The recent tribunal decision of Alan Johnson highlighted the issues that arise when a housebuilder expects common sense to have any application in interpreting the intricacies of the VAT legislation.
This decision relates to a VAT reclaim made to HMRC by a private individual in relation to the construction of a dwelling. Whilst construction services to construct the new dwelling are zero rated the separate supply of building materials and other items are VAT standard rated. Where the new dwelling is being commissioned by a person for private occupation the VAT on some of these standard rated items can be reclaimed by the self-builder by way of a DIY builder VAT reclaim application to HMRC at the conclusion of the project.
In this case VAT incurred on the separate purchase of building materials was allowed however HMRC rejected the reclaim of VAT on items that were hired by the self-builder including scaffolding hire, skip hire, digger hire stating that the DIY builders VAT scheme was only applicable to VAT on building materials and not the VAT on hire services.
HMRC made the point that where the hire of an item and its use on site were by two distinct legal entities then the hire on its own could not be treated as zero rated services nor could the VAT be reclaimed as being VAT incurred on ‘building materials’. HMRC stated that the hire of the digger with an operator could be zero rated as construction services and the claimant would need to ask the supplier to adjust their invoicing accordingly from the 20% VAT rate to the zero rate.
The claimant argues that ‘building materials’ often included an element of services.
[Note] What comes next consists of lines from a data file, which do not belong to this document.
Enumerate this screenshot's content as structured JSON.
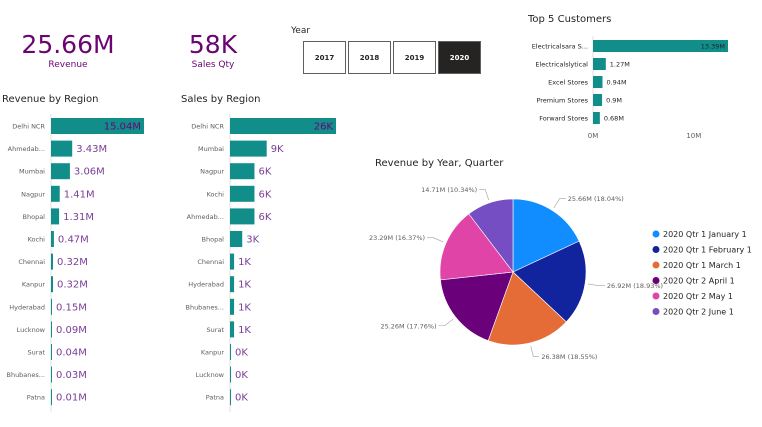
{
  "colors": {
    "accent": "#118d8a",
    "kpi": "#6a0572",
    "label": "#7a3e98",
    "axis": "#666666"
  },
  "kpis": [
    {
      "value": "25.66M",
      "label": "Revenue"
    },
    {
      "value": "58K",
      "label": "Sales Qty"
    }
  ],
  "year_slicer": {
    "title": "Year",
    "options": [
      "2017",
      "2018",
      "2019",
      "2020"
    ],
    "selected": "2020"
  },
  "chart_data": [
    {
      "id": "revenue-by-region",
      "type": "bar",
      "orientation": "horizontal",
      "title": "Revenue by Region",
      "categories": [
        "Delhi NCR",
        "Ahmedab...",
        "Mumbai",
        "Nagpur",
        "Bhopal",
        "Kochi",
        "Chennai",
        "Kanpur",
        "Hyderabad",
        "Lucknow",
        "Surat",
        "Bhubanes...",
        "Patna"
      ],
      "values": [
        15.04,
        3.43,
        3.06,
        1.41,
        1.31,
        0.47,
        0.32,
        0.32,
        0.15,
        0.09,
        0.04,
        0.03,
        0.01
      ],
      "labels": [
        "15.04M",
        "3.43M",
        "3.06M",
        "1.41M",
        "1.31M",
        "0.47M",
        "0.32M",
        "0.32M",
        "0.15M",
        "0.09M",
        "0.04M",
        "0.03M",
        "0.01M"
      ],
      "unit": "M"
    },
    {
      "id": "sales-by-region",
      "type": "bar",
      "orientation": "horizontal",
      "title": "Sales by Region",
      "categories": [
        "Delhi NCR",
        "Mumbai",
        "Nagpur",
        "Kochi",
        "Ahmedab...",
        "Bhopal",
        "Chennai",
        "Hyderabad",
        "Bhubanes...",
        "Surat",
        "Kanpur",
        "Lucknow",
        "Patna"
      ],
      "values": [
        26,
        9,
        6,
        6,
        6,
        3,
        1,
        1,
        1,
        1,
        0,
        0,
        0
      ],
      "labels": [
        "26K",
        "9K",
        "6K",
        "6K",
        "6K",
        "3K",
        "1K",
        "1K",
        "1K",
        "1K",
        "0K",
        "0K",
        "0K"
      ],
      "unit": "K"
    },
    {
      "id": "top-5-customers",
      "type": "bar",
      "orientation": "horizontal",
      "title": "Top 5 Customers",
      "categories": [
        "Electricalsara S...",
        "Electricalslytical",
        "Excel Stores",
        "Premium Stores",
        "Forward Stores"
      ],
      "values": [
        13.39,
        1.27,
        0.94,
        0.9,
        0.68
      ],
      "labels": [
        "13.39M",
        "1.27M",
        "0.94M",
        "0.9M",
        "0.68M"
      ],
      "xlim": [
        0,
        13.39
      ],
      "xticks": [
        {
          "value": 0,
          "label": "0M"
        },
        {
          "value": 10,
          "label": "10M"
        }
      ],
      "unit": "M"
    },
    {
      "id": "revenue-by-year-quarter",
      "type": "pie",
      "title": "Revenue by Year, Quarter",
      "legend_position": "right",
      "slices": [
        {
          "name": "2020 Qtr 1 January 1",
          "value": 25.66,
          "label": "25.66M (18.04%)",
          "color": "#118dff"
        },
        {
          "name": "2020 Qtr 1 February 1",
          "value": 26.92,
          "label": "26.92M (18.93%)",
          "color": "#12239e"
        },
        {
          "name": "2020 Qtr 1 March 1",
          "value": 26.38,
          "label": "26.38M (18.55%)",
          "color": "#e66c37"
        },
        {
          "name": "2020 Qtr 2 April 1",
          "value": 25.26,
          "label": "25.26M (17.76%)",
          "color": "#6b007b"
        },
        {
          "name": "2020 Qtr 2 May 1",
          "value": 23.29,
          "label": "23.29M (16.37%)",
          "color": "#e044a7"
        },
        {
          "name": "2020 Qtr 2 June 1",
          "value": 14.71,
          "label": "14.71M (10.34%)",
          "color": "#744ec2"
        }
      ]
    }
  ]
}
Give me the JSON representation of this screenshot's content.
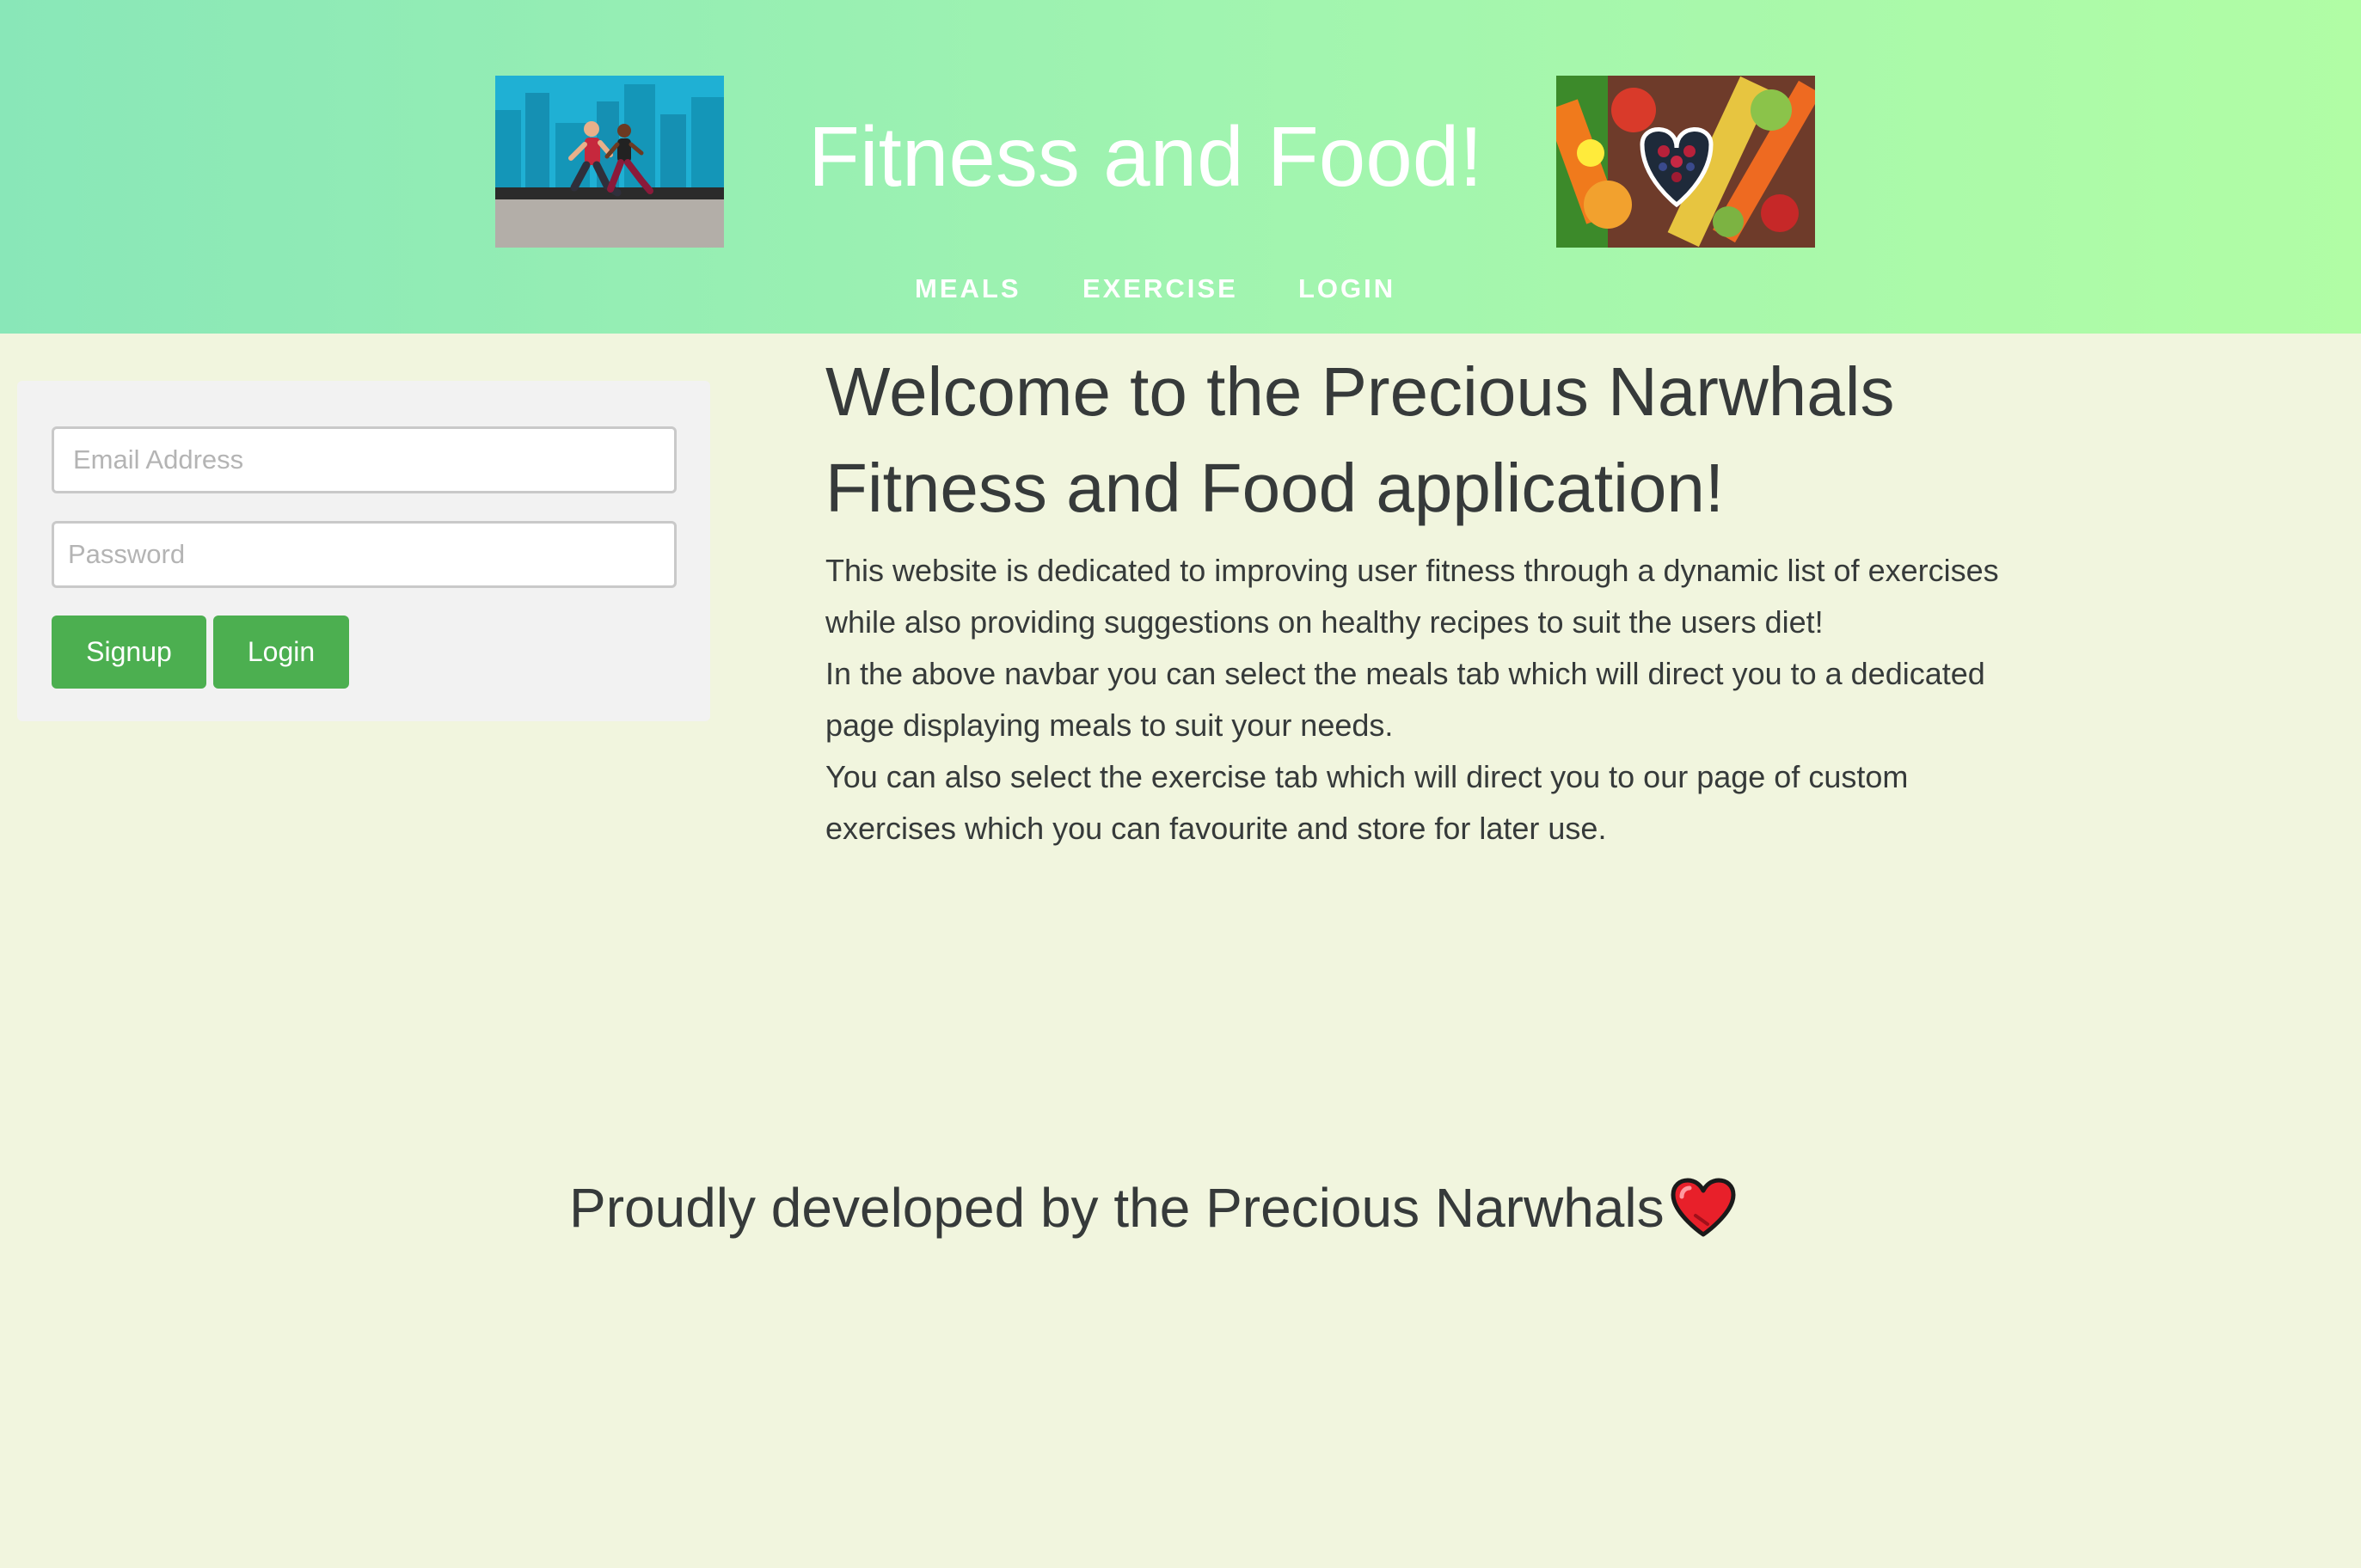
{
  "header": {
    "title": "Fitness and Food!",
    "images": {
      "left": "runners-illustration",
      "right": "vegetables-heart-bowl-photo"
    },
    "nav": [
      {
        "label": "MEALS"
      },
      {
        "label": "EXERCISE"
      },
      {
        "label": "LOGIN"
      }
    ]
  },
  "login_form": {
    "email_placeholder": "Email Address",
    "email_value": "",
    "password_placeholder": "Password",
    "password_value": "",
    "signup_label": "Signup",
    "login_label": "Login"
  },
  "main": {
    "welcome_line1": "Welcome to the Precious Narwhals",
    "welcome_line2": "Fitness and Food application!",
    "paragraphs": [
      "This website is dedicated to improving user fitness through a dynamic list of exercises while also providing suggestions on healthy recipes to suit the users diet!",
      "In the above navbar you can select the meals tab which will direct you to a dedicated page displaying meals to suit your needs.",
      "You can also select the exercise tab which will direct you to our page of custom exercises which you can favourite and store for later use."
    ]
  },
  "footer": {
    "text": "Proudly developed by the Precious Narwhals",
    "icon": "heart-icon"
  },
  "colors": {
    "header_gradient_start": "#89e7b8",
    "header_gradient_end": "#b1fda5",
    "page_background": "#f1f5de",
    "button_green": "#4caf50",
    "heart_red": "#e8202a"
  }
}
HMRC accepted that where the cost formed an inherent and inseparable part of the cost of the materials then the VAT on this part would be treated as part of the cost of the building materials (e.g. haulage costs of stone to site charged by the stone supplier) and this VAT would be capable of reclaim.
This case highlights the importance of considering project procurement at the outset of a scheme if VAT costs are to be minimised.